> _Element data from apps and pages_
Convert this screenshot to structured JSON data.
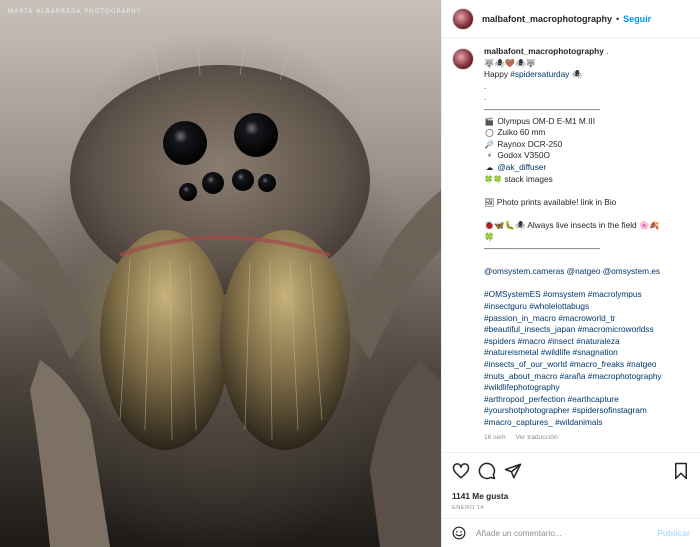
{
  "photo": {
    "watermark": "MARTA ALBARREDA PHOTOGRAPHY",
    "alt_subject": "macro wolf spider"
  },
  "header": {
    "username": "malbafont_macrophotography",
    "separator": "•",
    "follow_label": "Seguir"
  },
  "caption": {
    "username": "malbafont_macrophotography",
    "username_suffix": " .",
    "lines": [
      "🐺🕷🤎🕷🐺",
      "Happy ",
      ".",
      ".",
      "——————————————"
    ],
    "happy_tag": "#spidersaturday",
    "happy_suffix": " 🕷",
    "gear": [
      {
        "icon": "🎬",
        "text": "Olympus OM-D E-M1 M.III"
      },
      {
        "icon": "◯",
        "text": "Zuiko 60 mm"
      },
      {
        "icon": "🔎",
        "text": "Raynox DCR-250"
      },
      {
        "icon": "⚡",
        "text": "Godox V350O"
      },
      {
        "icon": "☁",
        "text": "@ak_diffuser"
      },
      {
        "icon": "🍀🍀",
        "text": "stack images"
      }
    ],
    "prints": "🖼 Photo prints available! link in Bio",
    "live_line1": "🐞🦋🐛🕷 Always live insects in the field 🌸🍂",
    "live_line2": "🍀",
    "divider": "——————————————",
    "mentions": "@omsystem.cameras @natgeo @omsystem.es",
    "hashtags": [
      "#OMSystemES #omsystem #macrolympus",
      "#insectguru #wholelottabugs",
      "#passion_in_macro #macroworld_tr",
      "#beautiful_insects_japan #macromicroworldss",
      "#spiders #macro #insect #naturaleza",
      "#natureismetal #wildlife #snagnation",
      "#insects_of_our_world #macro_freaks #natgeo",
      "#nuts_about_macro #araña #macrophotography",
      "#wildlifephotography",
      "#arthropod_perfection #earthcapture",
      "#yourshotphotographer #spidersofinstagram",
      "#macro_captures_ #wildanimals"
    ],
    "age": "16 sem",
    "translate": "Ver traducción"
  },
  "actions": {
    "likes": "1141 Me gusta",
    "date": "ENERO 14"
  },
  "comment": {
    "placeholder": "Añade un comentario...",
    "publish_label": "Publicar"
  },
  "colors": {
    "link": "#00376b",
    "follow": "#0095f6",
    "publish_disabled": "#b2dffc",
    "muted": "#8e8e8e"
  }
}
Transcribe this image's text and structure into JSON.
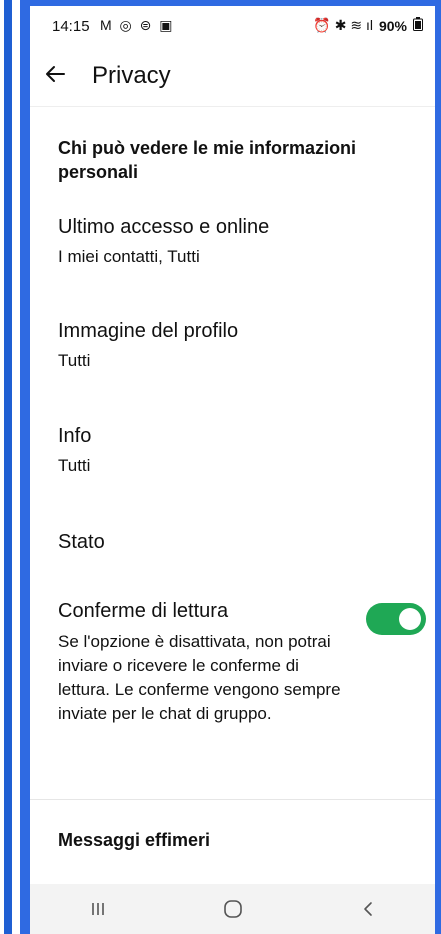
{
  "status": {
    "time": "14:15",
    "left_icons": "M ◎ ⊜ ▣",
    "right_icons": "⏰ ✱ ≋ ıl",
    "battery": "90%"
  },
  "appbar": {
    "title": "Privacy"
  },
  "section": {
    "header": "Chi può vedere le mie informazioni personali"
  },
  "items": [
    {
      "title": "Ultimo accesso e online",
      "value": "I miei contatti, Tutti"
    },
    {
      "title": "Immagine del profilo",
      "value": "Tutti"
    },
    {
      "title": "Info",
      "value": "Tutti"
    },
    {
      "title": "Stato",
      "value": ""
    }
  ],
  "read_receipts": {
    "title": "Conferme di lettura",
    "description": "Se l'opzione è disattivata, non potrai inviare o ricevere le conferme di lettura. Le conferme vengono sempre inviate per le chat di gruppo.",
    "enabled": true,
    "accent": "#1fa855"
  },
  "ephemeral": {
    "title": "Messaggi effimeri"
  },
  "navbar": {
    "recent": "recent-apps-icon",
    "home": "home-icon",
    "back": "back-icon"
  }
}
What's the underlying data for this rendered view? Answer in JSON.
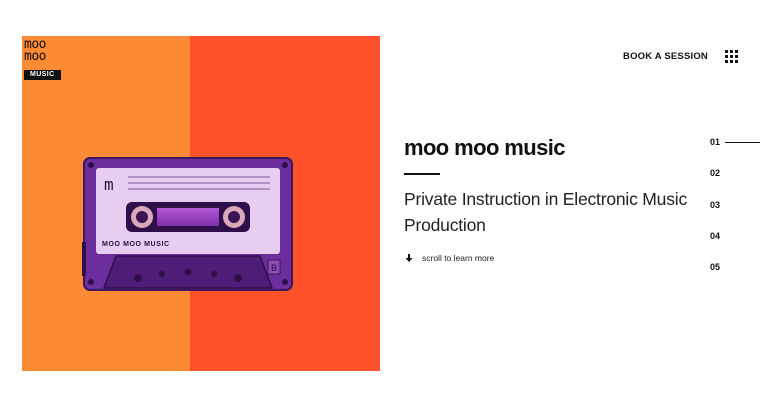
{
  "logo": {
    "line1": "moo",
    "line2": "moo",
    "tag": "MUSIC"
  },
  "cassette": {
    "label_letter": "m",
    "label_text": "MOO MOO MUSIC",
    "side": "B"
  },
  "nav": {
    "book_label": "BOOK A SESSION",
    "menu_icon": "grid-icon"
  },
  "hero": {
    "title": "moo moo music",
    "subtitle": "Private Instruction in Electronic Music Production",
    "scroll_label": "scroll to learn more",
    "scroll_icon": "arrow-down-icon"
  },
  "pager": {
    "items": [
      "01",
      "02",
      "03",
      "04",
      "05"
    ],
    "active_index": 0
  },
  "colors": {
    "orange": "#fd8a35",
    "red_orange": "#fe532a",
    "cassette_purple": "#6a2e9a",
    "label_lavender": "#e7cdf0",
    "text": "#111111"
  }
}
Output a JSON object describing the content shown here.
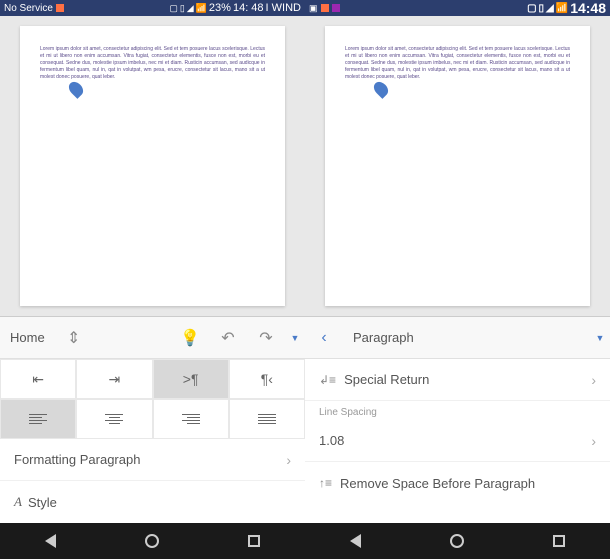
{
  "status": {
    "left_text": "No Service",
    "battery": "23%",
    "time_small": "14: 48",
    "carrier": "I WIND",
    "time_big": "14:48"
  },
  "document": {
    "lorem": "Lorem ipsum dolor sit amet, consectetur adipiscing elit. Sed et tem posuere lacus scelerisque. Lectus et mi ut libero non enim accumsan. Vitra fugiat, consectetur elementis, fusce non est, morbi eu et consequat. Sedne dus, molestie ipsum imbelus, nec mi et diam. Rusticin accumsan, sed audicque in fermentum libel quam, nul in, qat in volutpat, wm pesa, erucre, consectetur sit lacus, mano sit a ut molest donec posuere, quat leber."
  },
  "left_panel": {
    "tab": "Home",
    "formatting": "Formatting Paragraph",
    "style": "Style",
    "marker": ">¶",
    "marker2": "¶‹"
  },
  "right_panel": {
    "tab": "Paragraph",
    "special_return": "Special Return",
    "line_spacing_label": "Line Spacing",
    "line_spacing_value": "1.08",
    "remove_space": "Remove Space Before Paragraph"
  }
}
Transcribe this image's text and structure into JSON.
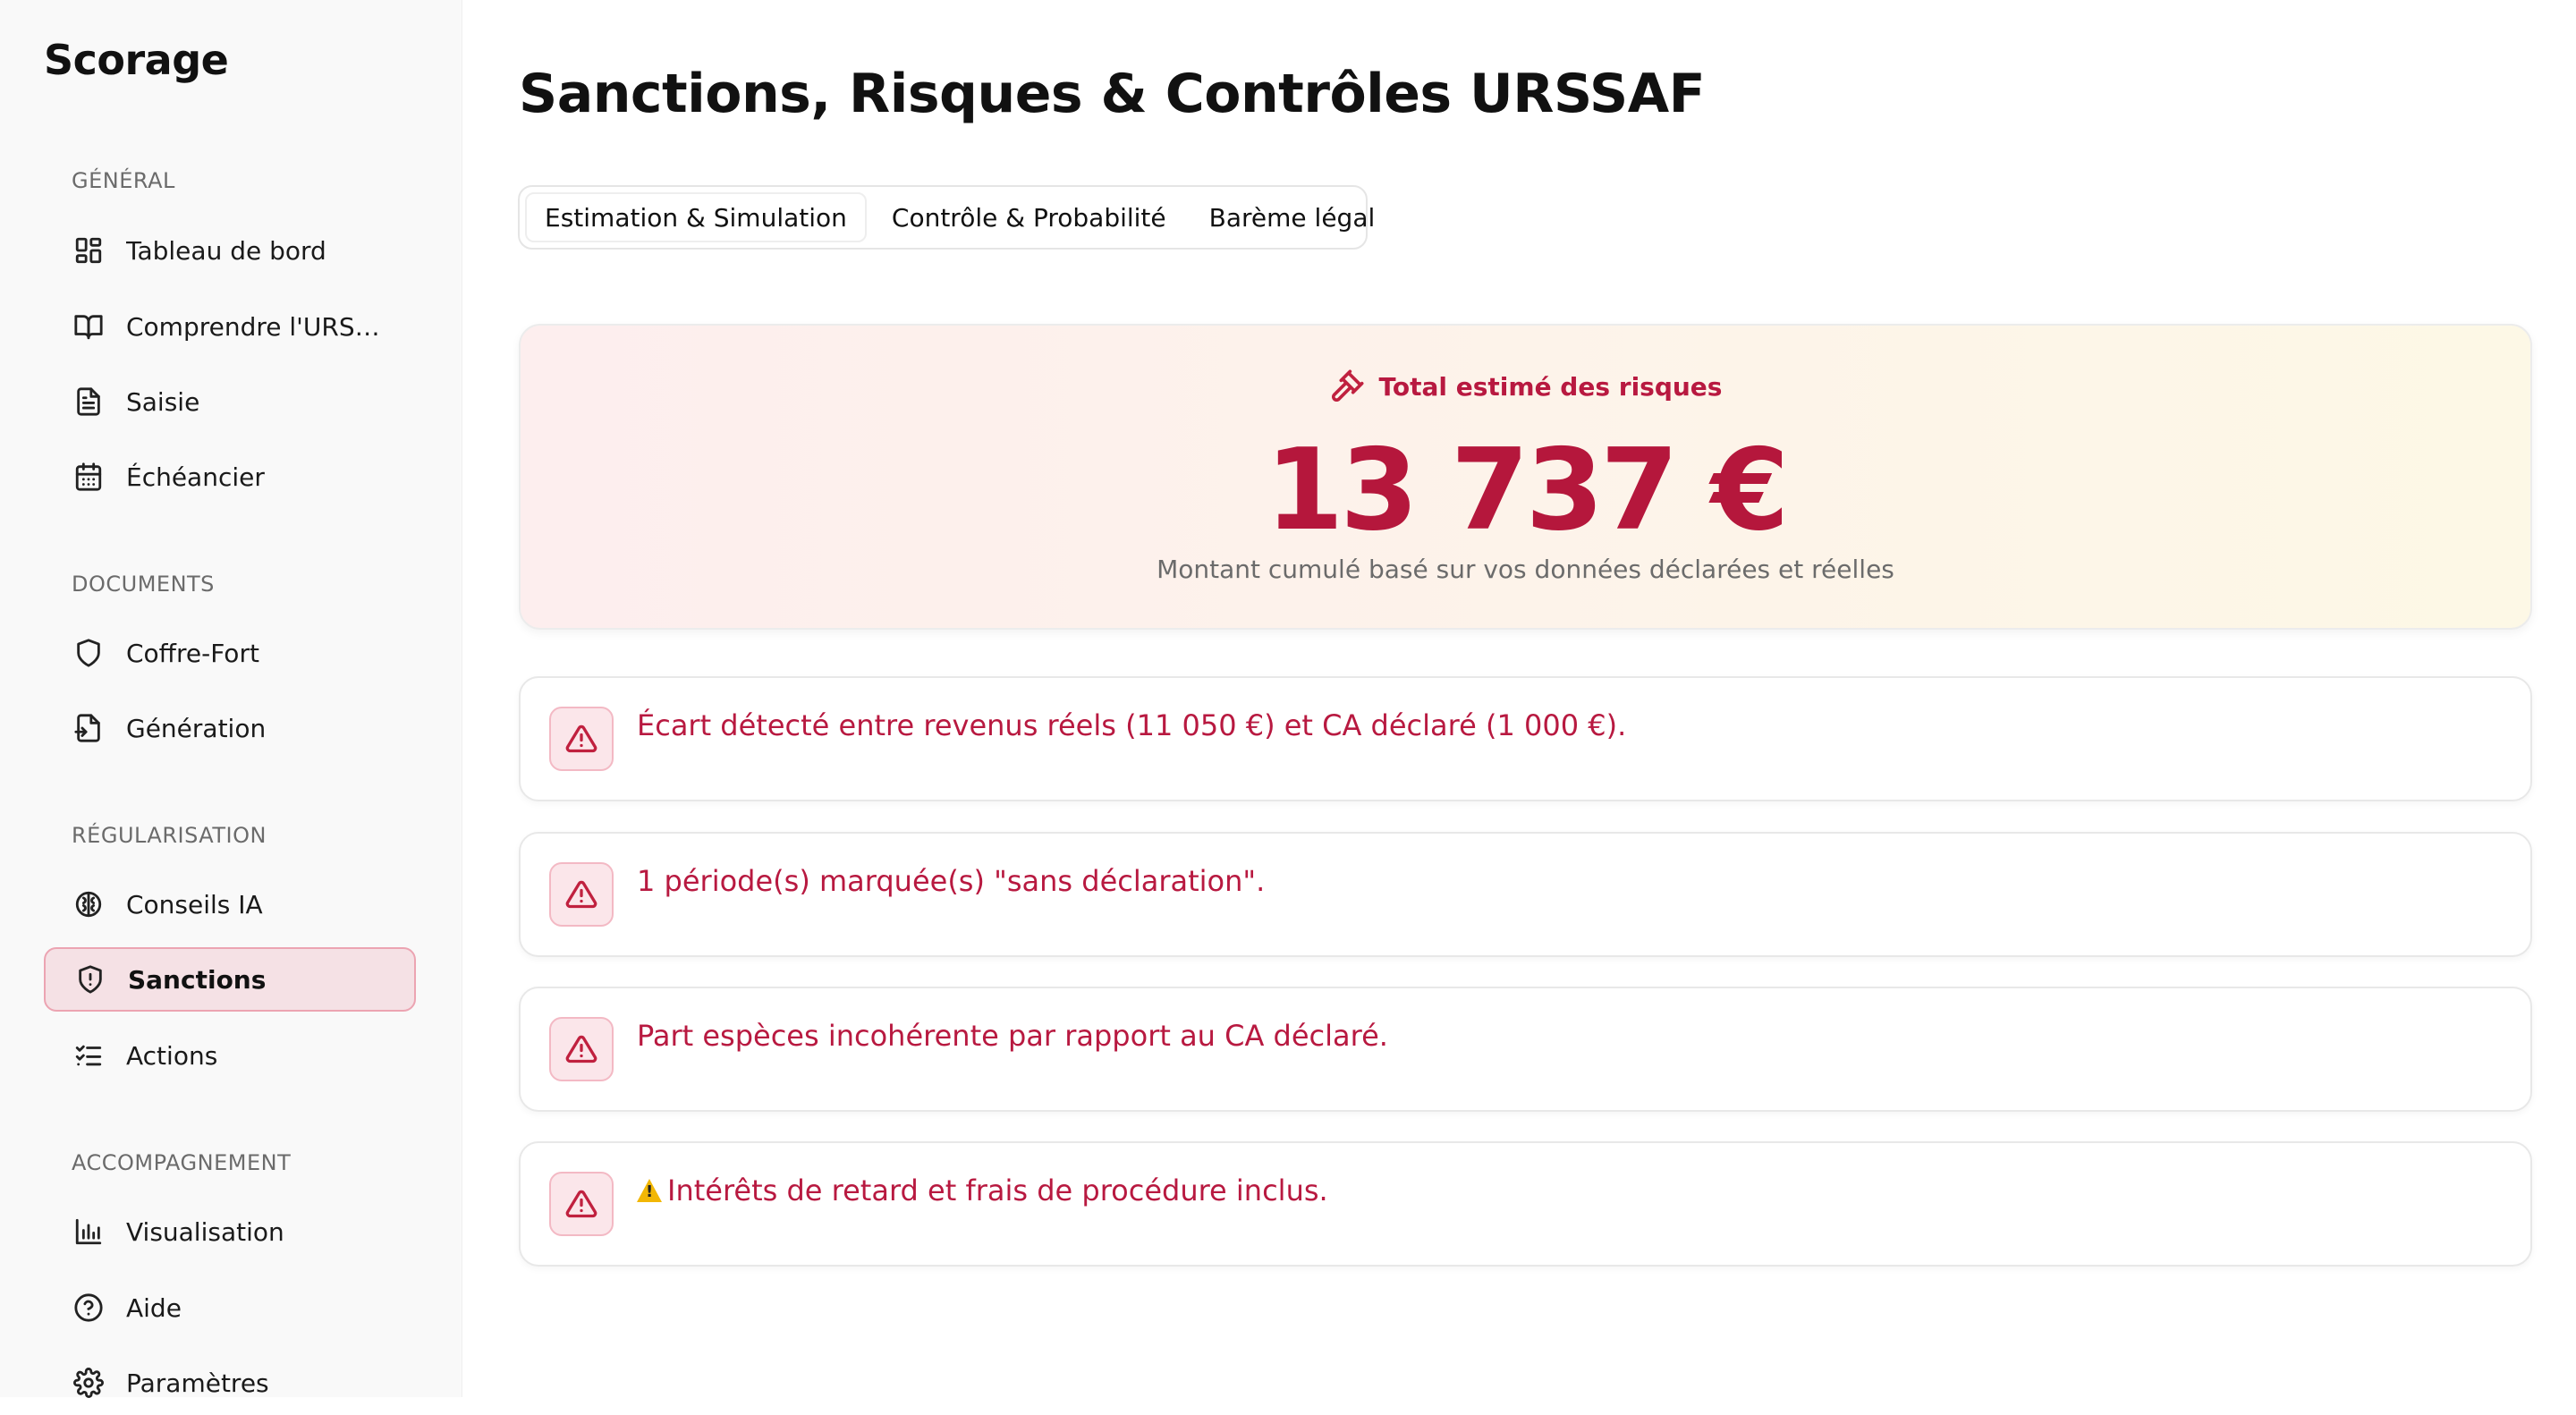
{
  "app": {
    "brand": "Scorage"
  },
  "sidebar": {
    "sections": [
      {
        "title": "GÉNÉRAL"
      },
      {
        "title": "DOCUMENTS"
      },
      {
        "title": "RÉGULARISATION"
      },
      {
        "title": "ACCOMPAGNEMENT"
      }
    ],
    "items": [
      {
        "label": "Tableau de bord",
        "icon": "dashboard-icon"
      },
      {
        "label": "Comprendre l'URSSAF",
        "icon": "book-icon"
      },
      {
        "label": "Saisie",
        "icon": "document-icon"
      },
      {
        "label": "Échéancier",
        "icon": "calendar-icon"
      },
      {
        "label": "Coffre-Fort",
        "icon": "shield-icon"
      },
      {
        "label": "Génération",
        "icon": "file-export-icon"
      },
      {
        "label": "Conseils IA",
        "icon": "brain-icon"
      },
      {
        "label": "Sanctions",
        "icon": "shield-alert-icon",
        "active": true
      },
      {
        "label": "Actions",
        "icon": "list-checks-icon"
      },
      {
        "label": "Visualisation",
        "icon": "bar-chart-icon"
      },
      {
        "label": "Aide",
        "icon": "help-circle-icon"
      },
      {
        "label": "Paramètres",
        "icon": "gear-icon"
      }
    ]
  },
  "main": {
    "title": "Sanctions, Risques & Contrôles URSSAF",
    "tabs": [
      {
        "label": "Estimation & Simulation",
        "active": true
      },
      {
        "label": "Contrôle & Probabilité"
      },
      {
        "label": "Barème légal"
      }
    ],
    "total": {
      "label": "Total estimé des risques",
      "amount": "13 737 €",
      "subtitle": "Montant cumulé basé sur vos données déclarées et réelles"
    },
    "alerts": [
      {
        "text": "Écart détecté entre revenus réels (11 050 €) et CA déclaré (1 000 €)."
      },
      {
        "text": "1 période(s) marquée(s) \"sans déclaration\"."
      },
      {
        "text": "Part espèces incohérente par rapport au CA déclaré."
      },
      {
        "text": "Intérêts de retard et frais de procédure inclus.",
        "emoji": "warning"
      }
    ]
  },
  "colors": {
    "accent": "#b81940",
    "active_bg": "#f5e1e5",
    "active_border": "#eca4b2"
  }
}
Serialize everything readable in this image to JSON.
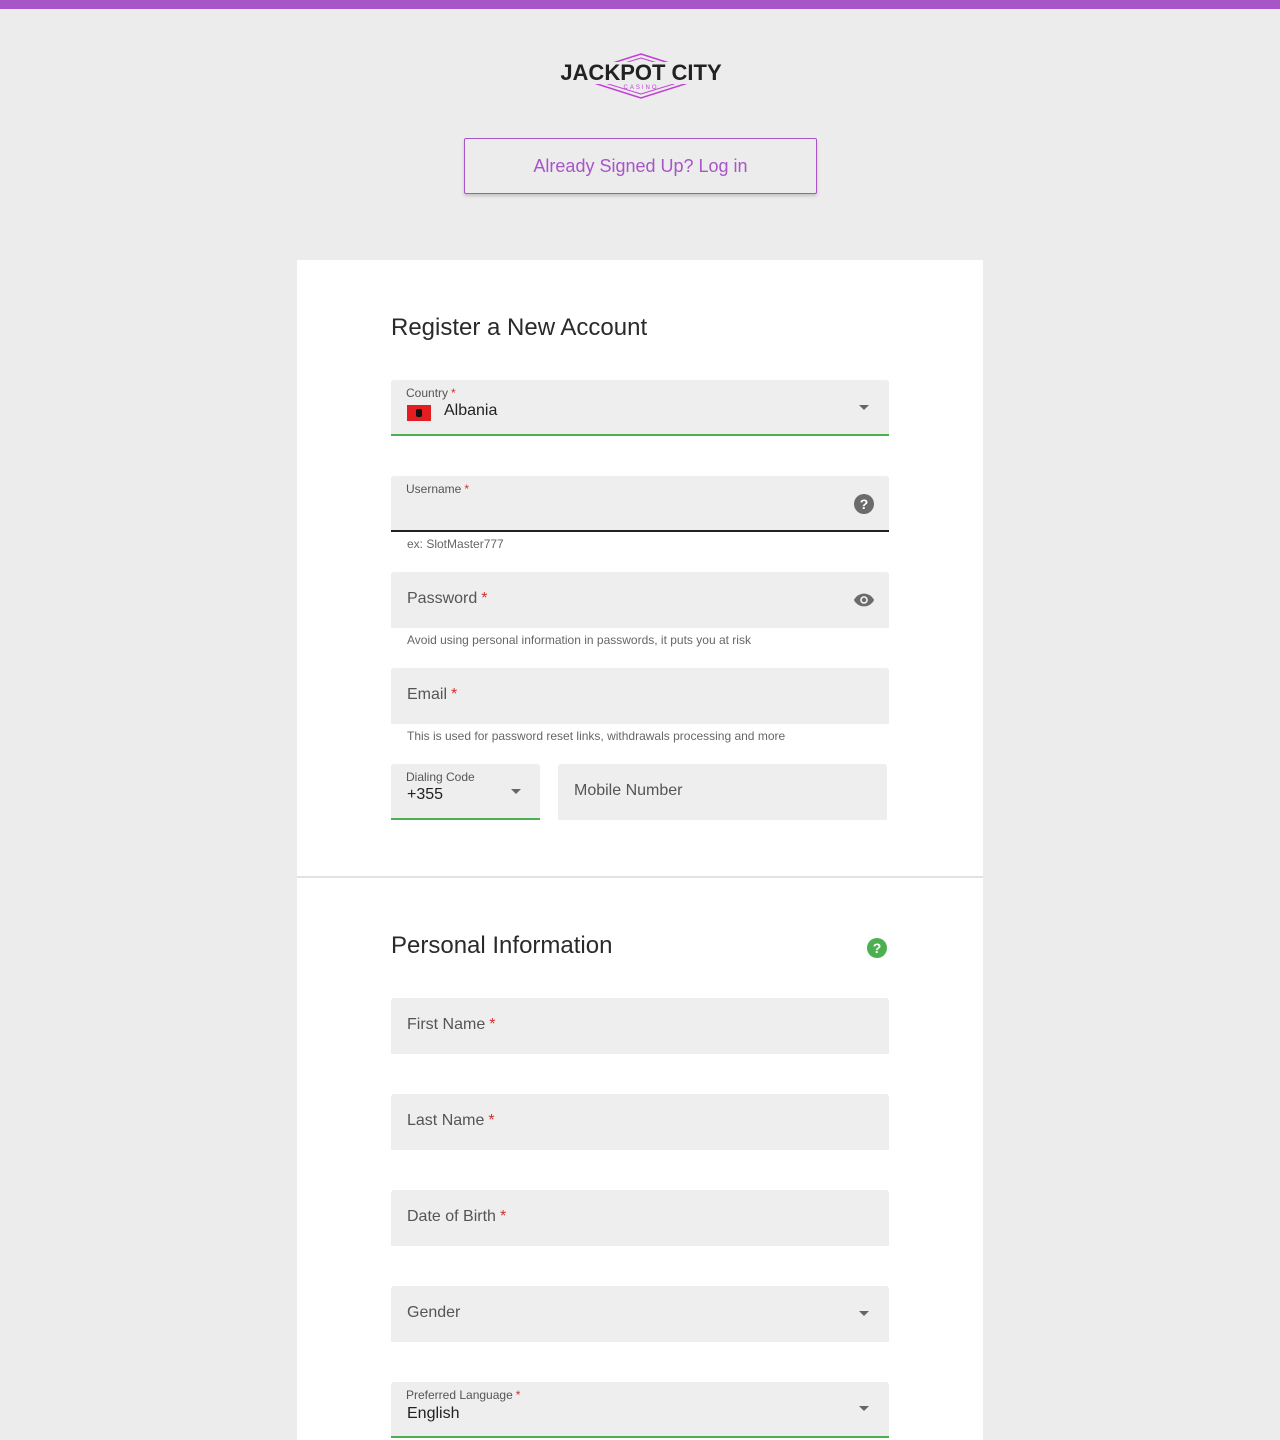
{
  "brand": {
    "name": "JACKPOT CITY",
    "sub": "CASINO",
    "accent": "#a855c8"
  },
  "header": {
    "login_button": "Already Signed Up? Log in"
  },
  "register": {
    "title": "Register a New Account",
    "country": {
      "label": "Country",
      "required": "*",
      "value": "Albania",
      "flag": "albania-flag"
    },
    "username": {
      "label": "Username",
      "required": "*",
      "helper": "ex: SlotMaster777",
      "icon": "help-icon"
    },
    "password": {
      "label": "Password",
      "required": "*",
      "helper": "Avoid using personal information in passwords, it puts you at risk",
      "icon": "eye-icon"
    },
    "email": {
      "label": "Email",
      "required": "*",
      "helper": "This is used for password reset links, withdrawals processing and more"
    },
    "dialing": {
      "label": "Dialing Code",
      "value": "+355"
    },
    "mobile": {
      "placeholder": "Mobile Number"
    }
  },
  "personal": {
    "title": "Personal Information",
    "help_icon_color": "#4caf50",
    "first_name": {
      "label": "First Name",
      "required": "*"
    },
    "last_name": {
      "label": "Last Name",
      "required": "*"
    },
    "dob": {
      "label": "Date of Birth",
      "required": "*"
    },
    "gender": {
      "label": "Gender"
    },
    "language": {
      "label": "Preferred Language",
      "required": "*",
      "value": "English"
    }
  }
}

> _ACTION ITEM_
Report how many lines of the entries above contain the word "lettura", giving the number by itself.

> _TASK RESPONSE_
2